  3. "Poder Legislativo" (PDF). Cámara de Diputados. Archived from the original (PDF) on 3 December 2011. Retrieved 19 August 2011.
  4. "Consejeros del InfoDF ganan más que Ebrard". La Razón. Retrieved 19 August 2018.
  5. "Archived copy". Archived from the original on 2011-08-23. Retrieved 2011-08-29.CS1 maint: Archived copy as title (link)
  6. "Archived copy". Archived from the original on 2011-08-23. Retrieved 2011-08-29.CS1 maint: Archived copy as title (link)
  7. Constitution of 1917, article 50, 59.
  8. "Constitución Política de los Estados Unidos Mexicanos. Artículo 59". Instituto de Investigaciones Jurídicas de la UNAM (in Spanish). Archived from the original on 14 October 2003. Retrieved 2 April 2015.

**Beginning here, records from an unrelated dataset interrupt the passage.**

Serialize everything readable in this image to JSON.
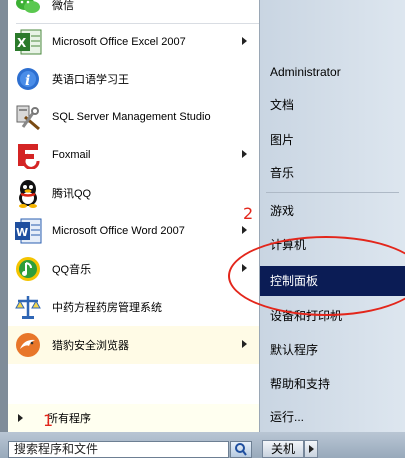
{
  "left_items": [
    {
      "label": "微信",
      "icon": "wechat-icon",
      "arrow": false
    },
    {
      "label": "Microsoft Office Excel 2007",
      "icon": "excel-icon",
      "arrow": true
    },
    {
      "label": "英语口语学习王",
      "icon": "info-icon",
      "arrow": false
    },
    {
      "label": "SQL Server Management Studio",
      "icon": "sql-server-icon",
      "arrow": false
    },
    {
      "label": "Foxmail",
      "icon": "foxmail-icon",
      "arrow": true
    },
    {
      "label": "腾讯QQ",
      "icon": "qq-penguin-icon",
      "arrow": false
    },
    {
      "label": "Microsoft Office Word 2007",
      "icon": "word-icon",
      "arrow": true
    },
    {
      "label": "QQ音乐",
      "icon": "qq-music-icon",
      "arrow": true
    },
    {
      "label": "中药方程药房管理系统",
      "icon": "scale-icon",
      "arrow": false
    },
    {
      "label": "猎豹安全浏览器",
      "icon": "cheetah-browser-icon",
      "arrow": true
    }
  ],
  "all_programs": {
    "label": "所有程序"
  },
  "search": {
    "placeholder": "搜索程序和文件"
  },
  "right_items": [
    {
      "label": "Administrator"
    },
    {
      "label": "文档"
    },
    {
      "label": "图片"
    },
    {
      "label": "音乐"
    },
    {
      "label": "游戏"
    },
    {
      "label": "计算机"
    },
    {
      "label": "控制面板"
    },
    {
      "label": "设备和打印机"
    },
    {
      "label": "默认程序"
    },
    {
      "label": "帮助和支持"
    },
    {
      "label": "运行..."
    }
  ],
  "shutdown": {
    "label": "关机"
  },
  "annotations": {
    "step1": "1",
    "step2": "2"
  },
  "colors": {
    "selected_bg": "#0b1c55",
    "annotation": "#e3261b"
  }
}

  9. Becerra, Bertha (20 May 2014). "Habría reelección de diputados y senadores a partir del 2018". La Prensa (in Spanish). Organización Editorial Mexicana. Retrieved 1 April 2015.